Requirement:
Reproduce exactly the line containing "What's the underlying" and every line after it, through the last line of the records below; add nothing.

Element data from apps and pages:
------------------------------------------------------------------------

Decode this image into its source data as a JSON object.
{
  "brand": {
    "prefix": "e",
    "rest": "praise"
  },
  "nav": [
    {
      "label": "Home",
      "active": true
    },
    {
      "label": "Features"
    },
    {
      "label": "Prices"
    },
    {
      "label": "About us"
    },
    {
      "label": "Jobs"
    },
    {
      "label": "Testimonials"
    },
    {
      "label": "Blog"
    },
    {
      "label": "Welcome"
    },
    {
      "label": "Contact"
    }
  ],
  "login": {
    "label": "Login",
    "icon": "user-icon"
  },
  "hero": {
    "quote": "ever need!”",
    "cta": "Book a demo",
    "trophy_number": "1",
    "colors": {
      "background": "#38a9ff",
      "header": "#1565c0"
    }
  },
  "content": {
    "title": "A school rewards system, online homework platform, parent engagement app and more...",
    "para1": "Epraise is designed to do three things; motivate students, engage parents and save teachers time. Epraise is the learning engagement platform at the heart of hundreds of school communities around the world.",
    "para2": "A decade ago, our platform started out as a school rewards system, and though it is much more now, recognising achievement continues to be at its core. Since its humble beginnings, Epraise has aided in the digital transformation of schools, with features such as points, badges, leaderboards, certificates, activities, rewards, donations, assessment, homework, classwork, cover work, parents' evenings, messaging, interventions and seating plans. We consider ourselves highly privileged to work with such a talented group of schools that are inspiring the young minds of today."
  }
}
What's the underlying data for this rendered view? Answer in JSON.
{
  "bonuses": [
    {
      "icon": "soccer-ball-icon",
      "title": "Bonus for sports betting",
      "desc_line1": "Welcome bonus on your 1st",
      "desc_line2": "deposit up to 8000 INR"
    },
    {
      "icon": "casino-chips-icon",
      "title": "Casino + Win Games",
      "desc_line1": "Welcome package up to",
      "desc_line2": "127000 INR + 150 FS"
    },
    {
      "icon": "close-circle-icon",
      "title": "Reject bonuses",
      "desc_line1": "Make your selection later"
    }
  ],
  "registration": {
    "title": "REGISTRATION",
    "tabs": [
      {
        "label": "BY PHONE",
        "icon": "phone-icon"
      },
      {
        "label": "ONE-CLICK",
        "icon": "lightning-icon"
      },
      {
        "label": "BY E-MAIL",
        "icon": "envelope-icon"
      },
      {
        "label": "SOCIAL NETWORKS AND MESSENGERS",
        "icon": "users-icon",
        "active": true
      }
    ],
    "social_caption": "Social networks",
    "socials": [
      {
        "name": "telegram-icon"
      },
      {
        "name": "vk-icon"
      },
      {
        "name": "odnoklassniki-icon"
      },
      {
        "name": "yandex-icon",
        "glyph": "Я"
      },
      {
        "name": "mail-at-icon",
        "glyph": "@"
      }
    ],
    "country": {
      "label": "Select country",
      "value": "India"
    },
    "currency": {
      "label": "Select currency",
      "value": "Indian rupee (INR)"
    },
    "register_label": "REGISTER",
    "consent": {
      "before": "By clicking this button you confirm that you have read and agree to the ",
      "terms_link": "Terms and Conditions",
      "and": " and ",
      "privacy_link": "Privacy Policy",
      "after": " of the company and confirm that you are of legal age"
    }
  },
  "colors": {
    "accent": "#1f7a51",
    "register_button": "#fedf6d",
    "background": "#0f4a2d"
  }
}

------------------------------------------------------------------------

Task solution:
What's the underlying data for this rendered view? Answer in JSON.
{
  "bonuses": [
    {
      "icon": "soccer-ball-icon",
      "title": "Bonus for sports betting",
      "desc_line1": "Welcome bonus on your 1st",
      "desc_line2": "deposit up to 8000 INR"
    },
    {
      "icon": "casino-chips-icon",
      "title": "Casino + Win Games",
      "desc_line1": "Welcome package up to",
      "desc_line2": "127000 INR + 150 FS"
    },
    {
      "icon": "close-circle-icon",
      "title": "Reject bonuses",
      "desc_line1": "Make your selection later"
    }
  ],
  "registration": {
    "title": "REGISTRATION",
    "tabs": [
      {
        "label": "BY PHONE",
        "icon": "phone-icon"
      },
      {
        "label": "ONE-CLICK",
        "icon": "lightning-icon"
      },
      {
        "label": "BY E-MAIL",
        "icon": "envelope-icon"
      },
      {
        "label": "SOCIAL NETWORKS AND MESSENGERS",
        "icon": "users-icon",
        "active": true
      }
    ],
    "social_caption": "Social networks",
    "socials": [
      {
        "name": "telegram-icon"
      },
      {
        "name": "vk-icon"
      },
      {
        "name": "odnoklassniki-icon"
      },
      {
        "name": "yandex-icon",
        "glyph": "Я"
      },
      {
        "name": "mail-at-icon",
        "glyph": "@"
      }
    ],
    "country": {
      "label": "Select country",
      "value": "India"
    },
    "currency": {
      "label": "Select currency",
      "value": "Indian rupee (INR)"
    },
    "register_label": "REGISTER",
    "consent": {
      "before": "By clicking this button you confirm that you have read and agree to the ",
      "terms_link": "Terms and Conditions",
      "and": " and ",
      "privacy_link": "Privacy Policy",
      "after": " of the company and confirm that you are of legal age"
    }
  },
  "colors": {
    "accent": "#1f7a51",
    "register_button": "#fedf6d",
    "background": "#0f4a2d"
  }
}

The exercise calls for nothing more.